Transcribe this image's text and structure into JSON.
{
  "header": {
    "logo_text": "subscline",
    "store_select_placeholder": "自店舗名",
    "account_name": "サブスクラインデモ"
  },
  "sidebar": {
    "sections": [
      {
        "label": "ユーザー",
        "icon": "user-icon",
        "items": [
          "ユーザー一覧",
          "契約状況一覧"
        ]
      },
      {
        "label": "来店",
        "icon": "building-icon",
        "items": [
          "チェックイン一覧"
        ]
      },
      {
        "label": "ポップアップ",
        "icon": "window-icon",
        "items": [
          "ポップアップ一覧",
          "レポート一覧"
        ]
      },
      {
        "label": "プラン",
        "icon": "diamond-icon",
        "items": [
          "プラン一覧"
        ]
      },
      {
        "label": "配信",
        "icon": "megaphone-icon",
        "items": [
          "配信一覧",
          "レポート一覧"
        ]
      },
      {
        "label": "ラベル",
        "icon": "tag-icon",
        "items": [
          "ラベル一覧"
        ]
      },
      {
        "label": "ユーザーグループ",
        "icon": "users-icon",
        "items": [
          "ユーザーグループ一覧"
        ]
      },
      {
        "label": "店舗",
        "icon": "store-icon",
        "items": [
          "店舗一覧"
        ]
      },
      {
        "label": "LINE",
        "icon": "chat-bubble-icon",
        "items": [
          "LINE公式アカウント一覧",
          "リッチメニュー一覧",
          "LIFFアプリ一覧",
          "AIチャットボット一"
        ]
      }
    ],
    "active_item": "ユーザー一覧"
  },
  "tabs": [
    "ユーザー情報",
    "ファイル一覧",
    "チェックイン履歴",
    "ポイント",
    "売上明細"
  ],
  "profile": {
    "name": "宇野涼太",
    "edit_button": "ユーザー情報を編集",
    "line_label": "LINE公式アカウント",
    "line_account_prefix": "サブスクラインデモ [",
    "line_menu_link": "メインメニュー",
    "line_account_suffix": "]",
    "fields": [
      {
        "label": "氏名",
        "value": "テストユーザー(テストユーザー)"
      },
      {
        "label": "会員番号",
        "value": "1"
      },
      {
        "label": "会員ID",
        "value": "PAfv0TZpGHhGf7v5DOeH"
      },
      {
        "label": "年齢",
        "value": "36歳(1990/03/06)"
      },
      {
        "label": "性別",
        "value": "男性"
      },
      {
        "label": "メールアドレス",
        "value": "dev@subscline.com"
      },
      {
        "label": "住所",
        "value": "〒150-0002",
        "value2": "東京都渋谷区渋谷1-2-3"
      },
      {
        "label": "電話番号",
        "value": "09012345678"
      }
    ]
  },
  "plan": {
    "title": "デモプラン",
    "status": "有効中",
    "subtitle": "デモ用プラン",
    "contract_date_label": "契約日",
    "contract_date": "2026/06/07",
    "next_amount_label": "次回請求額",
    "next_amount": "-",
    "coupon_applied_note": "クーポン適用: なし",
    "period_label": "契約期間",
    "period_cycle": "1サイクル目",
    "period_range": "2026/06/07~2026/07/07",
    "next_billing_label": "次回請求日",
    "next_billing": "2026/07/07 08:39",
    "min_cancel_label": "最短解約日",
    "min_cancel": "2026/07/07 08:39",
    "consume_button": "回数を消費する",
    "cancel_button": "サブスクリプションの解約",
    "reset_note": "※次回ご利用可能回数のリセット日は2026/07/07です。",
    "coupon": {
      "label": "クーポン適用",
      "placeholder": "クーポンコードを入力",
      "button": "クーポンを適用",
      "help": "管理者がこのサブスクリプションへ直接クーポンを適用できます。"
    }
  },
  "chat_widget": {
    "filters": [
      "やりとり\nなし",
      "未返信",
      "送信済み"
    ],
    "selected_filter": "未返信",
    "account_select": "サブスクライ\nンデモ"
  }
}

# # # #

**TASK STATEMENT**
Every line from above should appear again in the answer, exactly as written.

**RESPONSE TO THE EXERCISE**
Transcribe this image's text and structure into JSON.
{
  "header": {
    "logo_text": "subscline",
    "store_select_placeholder": "自店舗名",
    "account_name": "サブスクラインデモ"
  },
  "sidebar": {
    "sections": [
      {
        "label": "ユーザー",
        "icon": "user-icon",
        "items": [
          "ユーザー一覧",
          "契約状況一覧"
        ]
      },
      {
        "label": "来店",
        "icon": "building-icon",
        "items": [
          "チェックイン一覧"
        ]
      },
      {
        "label": "ポップアップ",
        "icon": "window-icon",
        "items": [
          "ポップアップ一覧",
          "レポート一覧"
        ]
      },
      {
        "label": "プラン",
        "icon": "diamond-icon",
        "items": [
          "プラン一覧"
        ]
      },
      {
        "label": "配信",
        "icon": "megaphone-icon",
        "items": [
          "配信一覧",
          "レポート一覧"
        ]
      },
      {
        "label": "ラベル",
        "icon": "tag-icon",
        "items": [
          "ラベル一覧"
        ]
      },
      {
        "label": "ユーザーグループ",
        "icon": "users-icon",
        "items": [
          "ユーザーグループ一覧"
        ]
      },
      {
        "label": "店舗",
        "icon": "store-icon",
        "items": [
          "店舗一覧"
        ]
      },
      {
        "label": "LINE",
        "icon": "chat-bubble-icon",
        "items": [
          "LINE公式アカウント一覧",
          "リッチメニュー一覧",
          "LIFFアプリ一覧",
          "AIチャットボット一"
        ]
      }
    ],
    "active_item": "ユーザー一覧"
  },
  "tabs": [
    "ユーザー情報",
    "ファイル一覧",
    "チェックイン履歴",
    "ポイント",
    "売上明細"
  ],
  "profile": {
    "name": "宇野涼太",
    "edit_button": "ユーザー情報を編集",
    "line_label": "LINE公式アカウント",
    "line_account_prefix": "サブスクラインデモ [",
    "line_menu_link": "メインメニュー",
    "line_account_suffix": "]",
    "fields": [
      {
        "label": "氏名",
        "value": "テストユーザー(テストユーザー)"
      },
      {
        "label": "会員番号",
        "value": "1"
      },
      {
        "label": "会員ID",
        "value": "PAfv0TZpGHhGf7v5DOeH"
      },
      {
        "label": "年齢",
        "value": "36歳(1990/03/06)"
      },
      {
        "label": "性別",
        "value": "男性"
      },
      {
        "label": "メールアドレス",
        "value": "dev@subscline.com"
      },
      {
        "label": "住所",
        "value": "〒150-0002",
        "value2": "東京都渋谷区渋谷1-2-3"
      },
      {
        "label": "電話番号",
        "value": "09012345678"
      }
    ]
  },
  "plan": {
    "title": "デモプラン",
    "status": "有効中",
    "subtitle": "デモ用プラン",
    "contract_date_label": "契約日",
    "contract_date": "2026/06/07",
    "next_amount_label": "次回請求額",
    "next_amount": "-",
    "coupon_applied_note": "クーポン適用: なし",
    "period_label": "契約期間",
    "period_cycle": "1サイクル目",
    "period_range": "2026/06/07~2026/07/07",
    "next_billing_label": "次回請求日",
    "next_billing": "2026/07/07 08:39",
    "min_cancel_label": "最短解約日",
    "min_cancel": "2026/07/07 08:39",
    "consume_button": "回数を消費する",
    "cancel_button": "サブスクリプションの解約",
    "reset_note": "※次回ご利用可能回数のリセット日は2026/07/07です。",
    "coupon": {
      "label": "クーポン適用",
      "placeholder": "クーポンコードを入力",
      "button": "クーポンを適用",
      "help": "管理者がこのサブスクリプションへ直接クーポンを適用できます。"
    }
  },
  "chat_widget": {
    "filters": [
      "やりとり\nなし",
      "未返信",
      "送信済み"
    ],
    "selected_filter": "未返信",
    "account_select": "サブスクライ\nンデモ"
  }
}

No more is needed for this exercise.